|a"Ten years after the first FabLab (a so called fabrication laboratory) was opened at MIT, more than 120 FabLabs exist all over the world. Today, it is time to look back at a decade of FabLab activities. This book shows how small production devices, such as laser cutters and 3D printers, and dedicated educationists, researchers and FabLab practitioners transform the fields of learning, work, production, design, maker culture, law and science on a global scale. In this composition experts from various countries, such as Germany, India or the USA, and distinguished academic institutions, such as MIT or Stanford University, discuss theoretical questions and introduce practical approaches concerning FabLab activities."--Publisher's website.
It has only been ten years since MIT opened its first fabrication laboratory. Today, more than 120 FabLabs exist worldwide. Experts from Germany, India, and the U.S. discuss the small production devices, such as laser cutters and 3D printers, and the educationists, researchers, and FabLab practitioners who have transformed learning, work, production, design, consumer culture, law, and science on a global scale.

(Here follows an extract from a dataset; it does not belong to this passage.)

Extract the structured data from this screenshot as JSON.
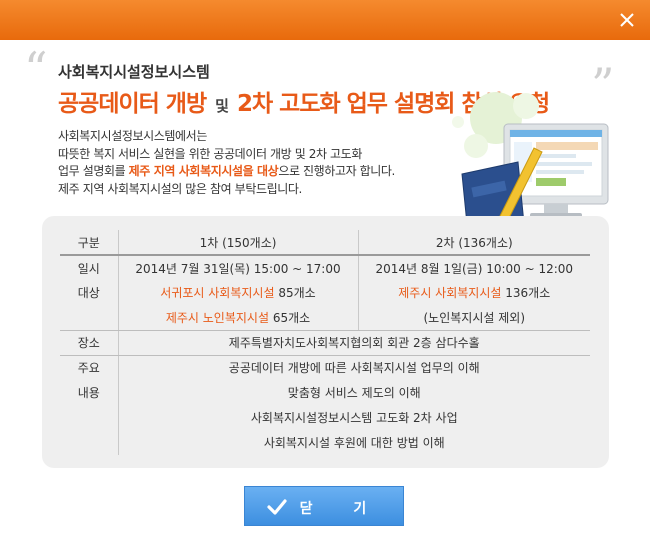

Julia Walter-Herrmann (M.A.) has studied digital media from various perspectives of the Humanities and Social Sciences in Konstanz (GER), Boston (USA) and Bremen (GER). She is a research assistant in the computer science working group ?Digital Media in Education? at the University of Bremen. Her research interests focus on global aspects of media culture. Corinne Buching (Dipl.-Soz.) is a sociologist in the field of Science and Technology with special interest in qualitative methods. She is a research assistant in the computer science working group ?Digital Media in Education? at the University of Bremen, where she is designing and arranging workshops -- also in FabLabs -- for young adults.